I've been following the mobile banking and payments space for some time now and after the Finovate conference I am concerned about a couple aspects of what is happening in the U.S. marketplace. In particular, the AT&T/Firethorn offering seems to be opening up the door for the Patriot Act police to come crashing through. If I understand their model correctly, they would like the consumer to rely on a Carrier and/or a startup to manage their id and sign on credentials. While this single sign on approach may seem convenient to a consumer, having followed the evolution of Yodlee-like offerings, I can tell you there are a number of hurdles here that could cause this market unnecessary pain:
1) Single Sign On offerings both online and mobile always seem great in theory, but when the customer is asked to trust someone other than their bank or brokerage with their credentials (especially a non-financial services provider) everything screeches to a halt
2) In this mobile version of single sign on it appears AT&T/Firethorn want to own not only your bank info, but also your credit card data for mobile payments...that seems safe :)
3) By ATT/Firethorn owning the key to unlock this door, aren't they in fact on the hook for the transaction is something goes awry re: the Patriot Act?

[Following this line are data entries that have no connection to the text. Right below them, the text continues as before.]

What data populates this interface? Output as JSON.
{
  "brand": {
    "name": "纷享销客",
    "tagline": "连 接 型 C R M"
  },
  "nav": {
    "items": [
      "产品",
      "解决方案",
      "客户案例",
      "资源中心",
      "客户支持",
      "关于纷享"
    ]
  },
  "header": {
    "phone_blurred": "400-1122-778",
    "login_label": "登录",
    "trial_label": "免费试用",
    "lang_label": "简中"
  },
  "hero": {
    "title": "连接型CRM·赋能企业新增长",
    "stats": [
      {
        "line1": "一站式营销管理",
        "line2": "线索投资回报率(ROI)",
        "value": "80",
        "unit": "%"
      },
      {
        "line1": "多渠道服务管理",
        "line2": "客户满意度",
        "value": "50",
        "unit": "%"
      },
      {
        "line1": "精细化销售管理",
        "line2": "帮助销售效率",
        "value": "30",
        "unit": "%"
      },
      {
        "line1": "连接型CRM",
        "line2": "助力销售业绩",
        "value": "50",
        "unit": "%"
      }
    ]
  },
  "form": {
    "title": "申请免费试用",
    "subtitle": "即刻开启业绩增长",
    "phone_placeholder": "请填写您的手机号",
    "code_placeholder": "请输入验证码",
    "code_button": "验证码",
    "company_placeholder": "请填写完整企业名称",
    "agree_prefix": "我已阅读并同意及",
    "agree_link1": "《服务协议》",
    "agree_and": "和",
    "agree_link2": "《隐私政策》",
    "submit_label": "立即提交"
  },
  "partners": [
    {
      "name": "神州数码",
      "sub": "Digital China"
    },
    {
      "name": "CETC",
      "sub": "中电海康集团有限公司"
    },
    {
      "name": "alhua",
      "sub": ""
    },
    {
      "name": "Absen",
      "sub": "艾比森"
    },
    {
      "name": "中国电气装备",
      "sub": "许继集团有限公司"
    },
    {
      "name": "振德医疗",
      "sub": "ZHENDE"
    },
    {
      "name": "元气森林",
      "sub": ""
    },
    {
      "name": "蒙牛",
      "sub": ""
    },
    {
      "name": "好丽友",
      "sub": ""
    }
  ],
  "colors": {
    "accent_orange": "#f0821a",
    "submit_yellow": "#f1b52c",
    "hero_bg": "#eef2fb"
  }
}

This latter issue seems to be the biggest one that no one is talking about...perception alone would seem to dictate that AT&T/Firethorn want to be seen as the "parent" to the transaction and that any violation of the Patriot Act would then in deed be on their watch. Am I missing something? Why would I want AT&T to run my accounts when I've been working with BofA for 17 years and never had an issue? Why are banks fighting this more? Would seem they have the most to win & loose here...

Andrew

Appachoo said...

Nice article.

Another add on to the already mentioned 4 points would be to market the mobile banking solution to the customer whenever he uses any other banking channel.

e.g. 1) When he walks into a branch to inquire his balance, the bank teller could tell him to use mobile banking instead.
2) When the customer calls up the contact center of the branch for information, he could be prompted by the executive to use mobile banking.
3) ATMs could have prominent advertisements in between transactions highlighting mobile banking.

Any help on business/revenue models of companies involved in mobile banking application development would be helpful!

~Appachoo.